GIVEN INFORMATION START

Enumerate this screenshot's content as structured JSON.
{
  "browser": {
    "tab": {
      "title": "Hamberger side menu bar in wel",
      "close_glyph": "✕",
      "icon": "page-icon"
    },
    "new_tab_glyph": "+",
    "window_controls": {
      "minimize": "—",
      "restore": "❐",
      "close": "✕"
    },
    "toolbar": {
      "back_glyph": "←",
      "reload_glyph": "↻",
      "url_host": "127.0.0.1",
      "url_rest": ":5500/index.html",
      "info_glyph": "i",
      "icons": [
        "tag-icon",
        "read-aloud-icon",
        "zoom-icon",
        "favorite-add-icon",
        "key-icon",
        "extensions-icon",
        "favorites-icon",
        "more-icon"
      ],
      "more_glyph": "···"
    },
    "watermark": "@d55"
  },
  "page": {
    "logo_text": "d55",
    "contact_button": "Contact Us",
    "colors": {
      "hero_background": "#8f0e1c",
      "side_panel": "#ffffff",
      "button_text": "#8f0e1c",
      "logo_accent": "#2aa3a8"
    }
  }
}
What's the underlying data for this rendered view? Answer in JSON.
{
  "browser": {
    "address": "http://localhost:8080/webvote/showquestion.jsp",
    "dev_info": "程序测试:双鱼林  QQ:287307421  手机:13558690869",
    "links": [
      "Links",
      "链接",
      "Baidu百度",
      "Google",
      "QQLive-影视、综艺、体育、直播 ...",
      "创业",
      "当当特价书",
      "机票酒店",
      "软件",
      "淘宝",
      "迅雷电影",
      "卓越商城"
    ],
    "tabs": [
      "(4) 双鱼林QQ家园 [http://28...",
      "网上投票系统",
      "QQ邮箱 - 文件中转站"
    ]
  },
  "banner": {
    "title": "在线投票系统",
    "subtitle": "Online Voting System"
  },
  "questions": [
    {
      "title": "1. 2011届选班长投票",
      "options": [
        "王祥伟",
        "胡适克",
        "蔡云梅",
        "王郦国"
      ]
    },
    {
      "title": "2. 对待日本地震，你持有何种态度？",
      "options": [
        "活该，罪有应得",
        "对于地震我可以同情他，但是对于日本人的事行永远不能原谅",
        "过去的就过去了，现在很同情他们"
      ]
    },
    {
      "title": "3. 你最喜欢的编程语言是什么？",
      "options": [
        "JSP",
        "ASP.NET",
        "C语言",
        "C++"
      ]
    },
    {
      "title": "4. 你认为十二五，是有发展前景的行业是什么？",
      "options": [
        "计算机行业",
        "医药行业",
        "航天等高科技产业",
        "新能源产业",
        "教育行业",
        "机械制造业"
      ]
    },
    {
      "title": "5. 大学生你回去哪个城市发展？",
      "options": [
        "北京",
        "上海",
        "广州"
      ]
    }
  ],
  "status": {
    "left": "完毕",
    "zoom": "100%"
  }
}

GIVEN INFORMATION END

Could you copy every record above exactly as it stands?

Enumerate this screenshot's content as structured JSON.
{
  "browser": {
    "tab": {
      "title": "Hamberger side menu bar in wel",
      "close_glyph": "✕",
      "icon": "page-icon"
    },
    "new_tab_glyph": "+",
    "window_controls": {
      "minimize": "—",
      "restore": "❐",
      "close": "✕"
    },
    "toolbar": {
      "back_glyph": "←",
      "reload_glyph": "↻",
      "url_host": "127.0.0.1",
      "url_rest": ":5500/index.html",
      "info_glyph": "i",
      "icons": [
        "tag-icon",
        "read-aloud-icon",
        "zoom-icon",
        "favorite-add-icon",
        "key-icon",
        "extensions-icon",
        "favorites-icon",
        "more-icon"
      ],
      "more_glyph": "···"
    },
    "watermark": "@d55"
  },
  "page": {
    "logo_text": "d55",
    "contact_button": "Contact Us",
    "colors": {
      "hero_background": "#8f0e1c",
      "side_panel": "#ffffff",
      "button_text": "#8f0e1c",
      "logo_accent": "#2aa3a8"
    }
  }
}
What's the underlying data for this rendered view? Answer in JSON.
{
  "browser": {
    "address": "http://localhost:8080/webvote/showquestion.jsp",
    "dev_info": "程序测试:双鱼林  QQ:287307421  手机:13558690869",
    "links": [
      "Links",
      "链接",
      "Baidu百度",
      "Google",
      "QQLive-影视、综艺、体育、直播 ...",
      "创业",
      "当当特价书",
      "机票酒店",
      "软件",
      "淘宝",
      "迅雷电影",
      "卓越商城"
    ],
    "tabs": [
      "(4) 双鱼林QQ家园 [http://28...",
      "网上投票系统",
      "QQ邮箱 - 文件中转站"
    ]
  },
  "banner": {
    "title": "在线投票系统",
    "subtitle": "Online Voting System"
  },
  "questions": [
    {
      "title": "1. 2011届选班长投票",
      "options": [
        "王祥伟",
        "胡适克",
        "蔡云梅",
        "王郦国"
      ]
    },
    {
      "title": "2. 对待日本地震，你持有何种态度？",
      "options": [
        "活该，罪有应得",
        "对于地震我可以同情他，但是对于日本人的事行永远不能原谅",
        "过去的就过去了，现在很同情他们"
      ]
    },
    {
      "title": "3. 你最喜欢的编程语言是什么？",
      "options": [
        "JSP",
        "ASP.NET",
        "C语言",
        "C++"
      ]
    },
    {
      "title": "4. 你认为十二五，是有发展前景的行业是什么？",
      "options": [
        "计算机行业",
        "医药行业",
        "航天等高科技产业",
        "新能源产业",
        "教育行业",
        "机械制造业"
      ]
    },
    {
      "title": "5. 大学生你回去哪个城市发展？",
      "options": [
        "北京",
        "上海",
        "广州"
      ]
    }
  ],
  "status": {
    "left": "完毕",
    "zoom": "100%"
  }
}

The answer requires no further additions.